## Task instructions:
Using the listing below, extract each line that has the word "vertical" in it.

## Data extract:
————————
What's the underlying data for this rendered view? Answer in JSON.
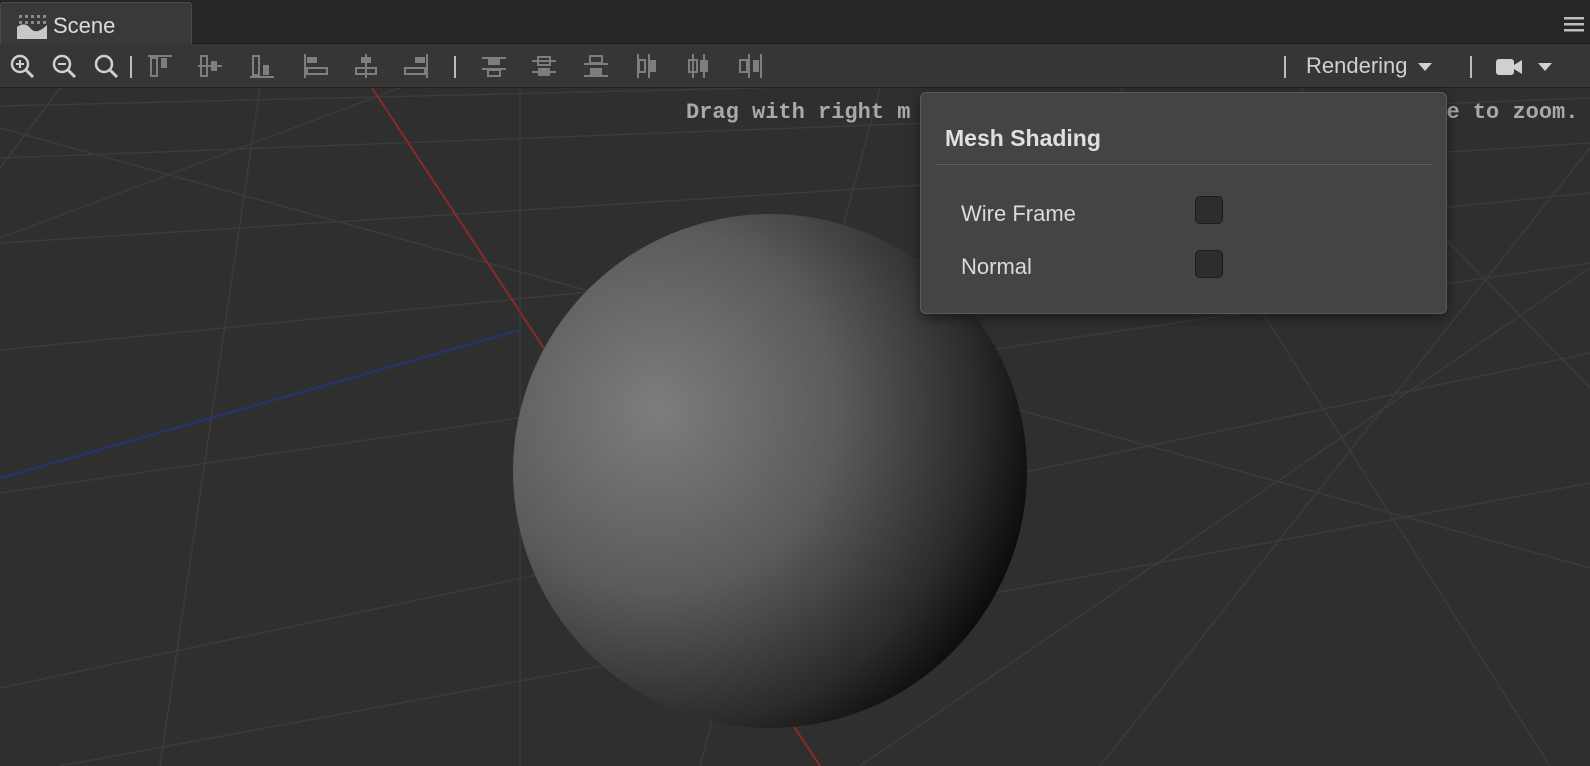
{
  "tab": {
    "title": "Scene",
    "icon": "scene-icon"
  },
  "window_menu": {
    "icon": "hamburger-menu-icon"
  },
  "toolbar": {
    "zoom_tools": [
      {
        "name": "zoom-in-icon"
      },
      {
        "name": "zoom-out-icon"
      },
      {
        "name": "zoom-reset-icon"
      }
    ],
    "align_tools": [
      {
        "name": "align-top-icon"
      },
      {
        "name": "align-vertical-center-icon"
      },
      {
        "name": "align-bottom-icon"
      },
      {
        "name": "align-left-icon"
      },
      {
        "name": "align-horizontal-center-icon"
      },
      {
        "name": "align-right-icon"
      }
    ],
    "distribute_tools": [
      {
        "name": "distribute-top-icon"
      },
      {
        "name": "distribute-vertical-center-icon"
      },
      {
        "name": "distribute-bottom-icon"
      },
      {
        "name": "distribute-left-icon"
      },
      {
        "name": "distribute-horizontal-center-icon"
      },
      {
        "name": "distribute-right-icon"
      }
    ],
    "rendering_label": "Rendering",
    "camera_icon": "camera-icon"
  },
  "viewport": {
    "hint_left": "Drag with right m",
    "hint_right": "e to zoom."
  },
  "popup": {
    "title": "Mesh Shading",
    "options": [
      {
        "label": "Wire Frame",
        "checked": false
      },
      {
        "label": "Normal",
        "checked": false
      }
    ]
  },
  "colors": {
    "background": "#2f2f2f",
    "x_axis": "#8a2a2a",
    "z_axis": "#27336b",
    "grid": "#3a3a3a"
  }
}
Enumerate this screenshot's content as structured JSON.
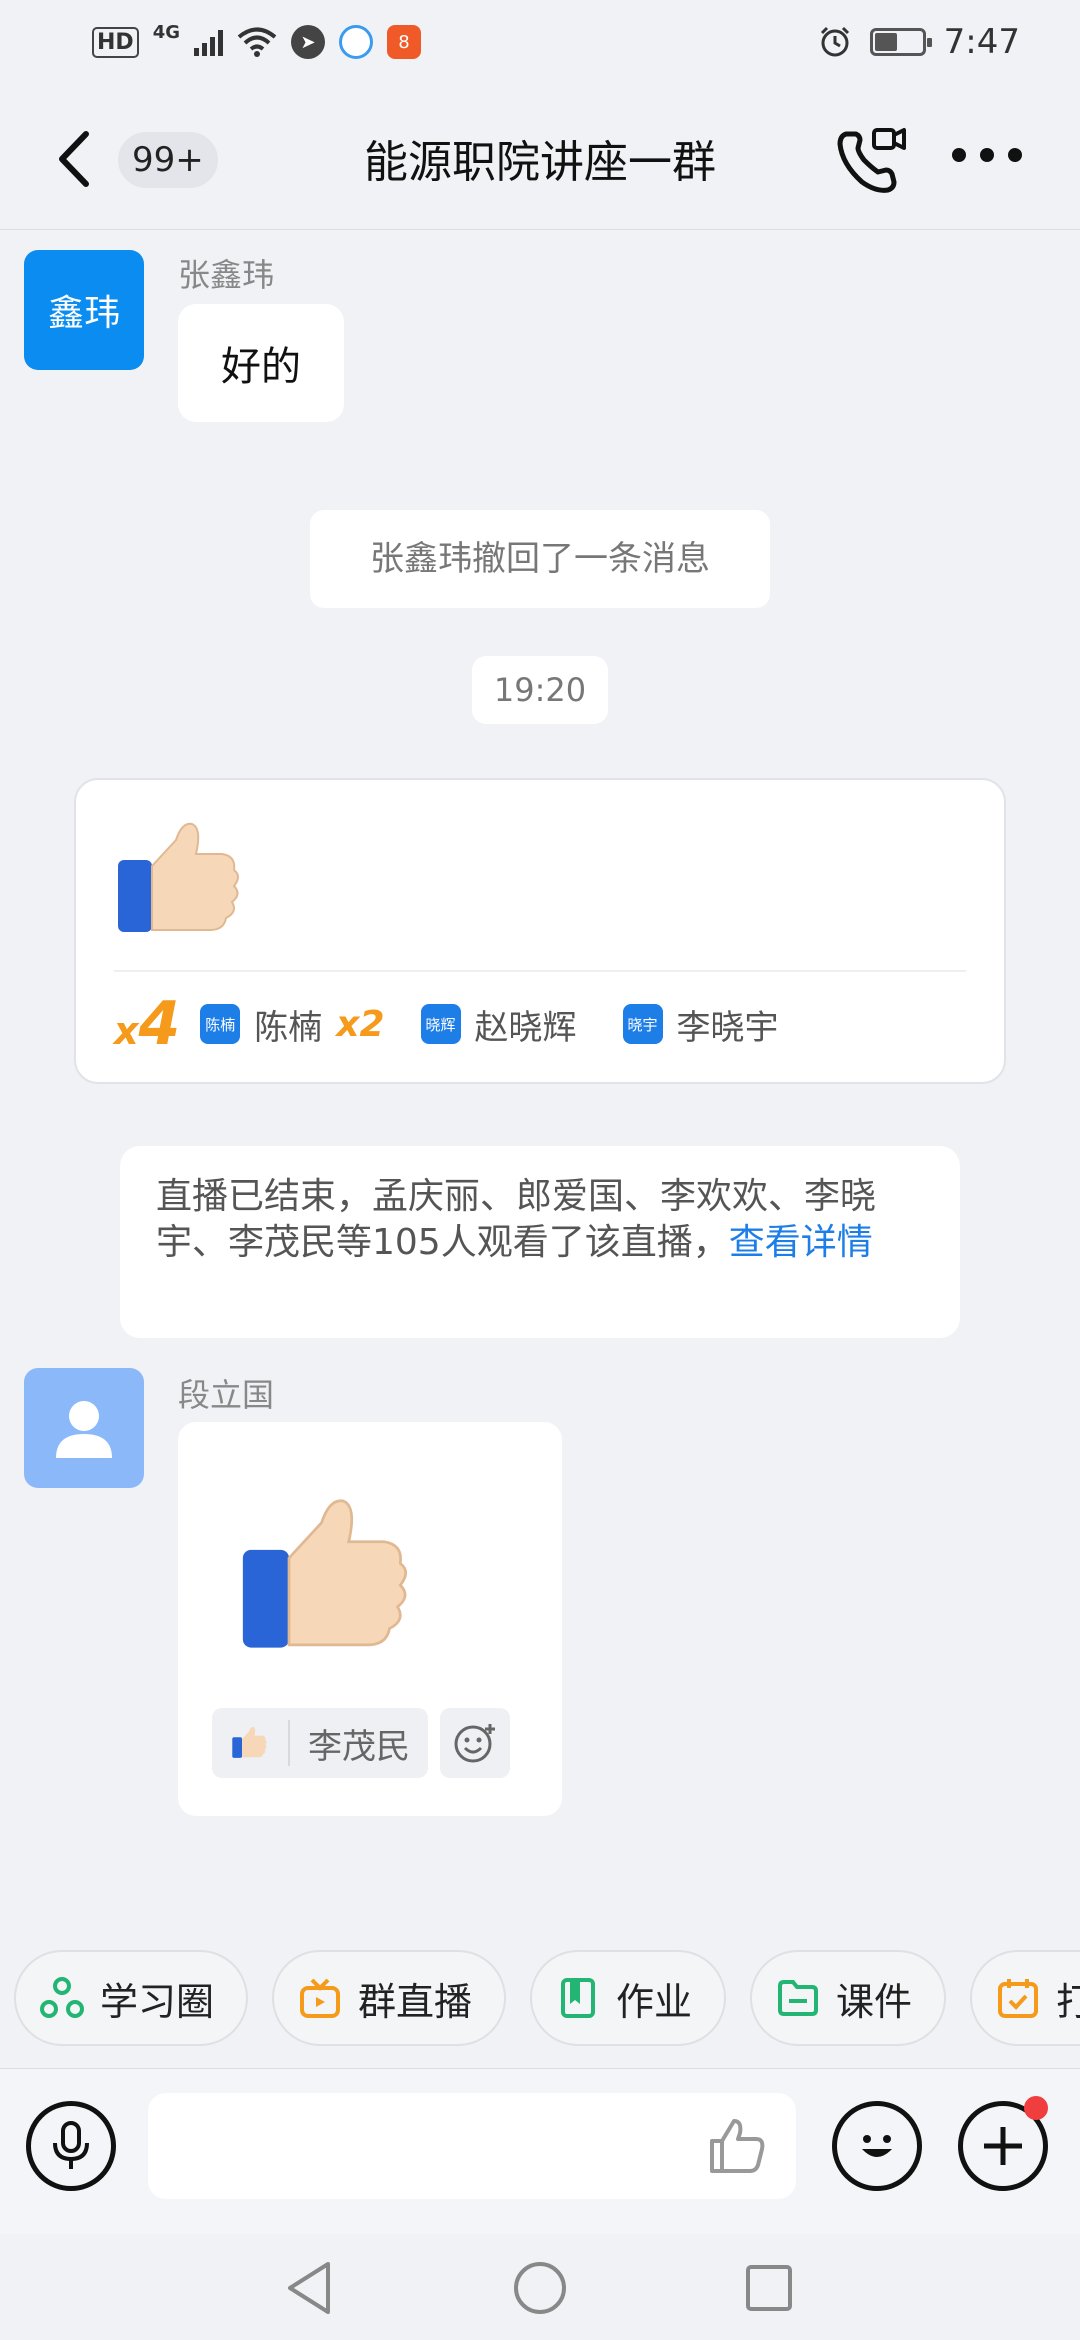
{
  "status_bar": {
    "left_tags": [
      "HD",
      "4G"
    ],
    "time": "7:47",
    "app_badge_text": "8"
  },
  "header": {
    "unread_badge": "99+",
    "title": "能源职院讲座一群"
  },
  "messages": {
    "m1": {
      "avatar_text": "鑫玮",
      "sender": "张鑫玮",
      "text": "好的"
    },
    "recall_notice": "张鑫玮撤回了一条消息",
    "timestamp": "19:20",
    "like_card": {
      "total_prefix": "x",
      "total_count": "4",
      "reactors": [
        {
          "avatar_text": "陈楠",
          "name": "陈楠",
          "multiplier": "x2"
        },
        {
          "avatar_text": "晓辉",
          "name": "赵晓辉"
        },
        {
          "avatar_text": "晓宇",
          "name": "李晓宇"
        }
      ]
    },
    "live_notice": {
      "text": "直播已结束，孟庆丽、郎爱国、李欢欢、李晓宇、李茂民等105人观看了该直播，",
      "link": "查看详情"
    },
    "m2": {
      "sender": "段立国",
      "reaction_user": "李茂民"
    }
  },
  "chips": [
    {
      "label": "学习圈",
      "icon": "circle-network-icon",
      "color": "#22b573"
    },
    {
      "label": "群直播",
      "icon": "tv-icon",
      "color": "#f59a1a"
    },
    {
      "label": "作业",
      "icon": "book-icon",
      "color": "#22b573"
    },
    {
      "label": "课件",
      "icon": "folder-icon",
      "color": "#22b573"
    },
    {
      "label": "打卡",
      "icon": "calendar-check-icon",
      "color": "#f59a1a"
    }
  ],
  "colors": {
    "accent_blue": "#1e7ee8",
    "avatar_blue": "#0b8cf0",
    "avatar_default": "#8bb8f8",
    "orange": "#f59a1a",
    "green": "#22b573",
    "red_dot": "#f03d3d"
  }
}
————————
## The answer:
        "name": "align-vertical-center-icon"
        "name": "distribute-vertical-center-icon"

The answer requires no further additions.